Prince Charles delivered a keynote address at the summit, addressing the urgent need to tackle the resource issue in the UK and explain why business is best placed to meet this challenge.

By signing the Waste to Wealth Commitment, businesses recognise the Intergovernmental Panel on Climate Change conclusion that we only have 12 years to change our relationship with the resources we use to avoid devastating climate change and restore the health of our environment.

Commitment actions include redesigning how resources are used in products, services and operations, and reconvening and reporting on progress annually to share learning and demonstrate results.

Jeremy Darroch, chief executive of Sky and chairman of Business in the Community, said: “The clock is ticking. If businesses were presented with a similarly concerning outlook on the state of their markets, the competency of their core products or the future of their customer base, they would use all the power and influence at their disposal to change track. To pivot in order to secure their future. That is why today we are calling on business leaders to use these same skills, mentality and approach to tackle the environmental challenge before us.”
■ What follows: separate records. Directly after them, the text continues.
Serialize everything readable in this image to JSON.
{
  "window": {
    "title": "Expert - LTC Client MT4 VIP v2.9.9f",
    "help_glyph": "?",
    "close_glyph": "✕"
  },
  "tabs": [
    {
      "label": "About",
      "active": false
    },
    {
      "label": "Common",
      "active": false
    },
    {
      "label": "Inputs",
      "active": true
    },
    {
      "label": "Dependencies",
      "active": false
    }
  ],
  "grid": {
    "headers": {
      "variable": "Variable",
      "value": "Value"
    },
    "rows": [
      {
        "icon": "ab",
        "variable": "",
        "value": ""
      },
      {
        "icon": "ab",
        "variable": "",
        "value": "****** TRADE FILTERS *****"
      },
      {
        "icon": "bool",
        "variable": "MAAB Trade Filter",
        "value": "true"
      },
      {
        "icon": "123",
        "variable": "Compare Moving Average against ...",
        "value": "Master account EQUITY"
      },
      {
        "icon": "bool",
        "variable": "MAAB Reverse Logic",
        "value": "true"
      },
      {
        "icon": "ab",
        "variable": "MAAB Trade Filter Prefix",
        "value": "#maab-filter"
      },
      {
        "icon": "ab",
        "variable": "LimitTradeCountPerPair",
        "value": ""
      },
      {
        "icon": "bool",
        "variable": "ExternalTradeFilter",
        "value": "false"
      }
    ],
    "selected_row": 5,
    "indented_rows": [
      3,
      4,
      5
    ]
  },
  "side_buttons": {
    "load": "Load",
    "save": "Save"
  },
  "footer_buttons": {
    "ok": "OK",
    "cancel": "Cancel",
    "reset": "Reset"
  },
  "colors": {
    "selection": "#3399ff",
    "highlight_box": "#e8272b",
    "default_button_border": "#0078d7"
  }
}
Amanda Mackenzie, chief executive of Business in the Community, said The Prince’s Responsible Business Network is examining “how we make the most of critical resources and reduce all waste, ideally not producing it in the first place… while the UK Industrial Strategy deadline of doubling our nation’s resource productivity and eliminating avoidable waste by 2050 is ambitious, our responsible business network can help accelerate progress and aim to achieve this by 2030”.

She added: “Businesses can start by finding out what their resource footprint is. Let’s tackle this critical problem together and lead the world in doing so.”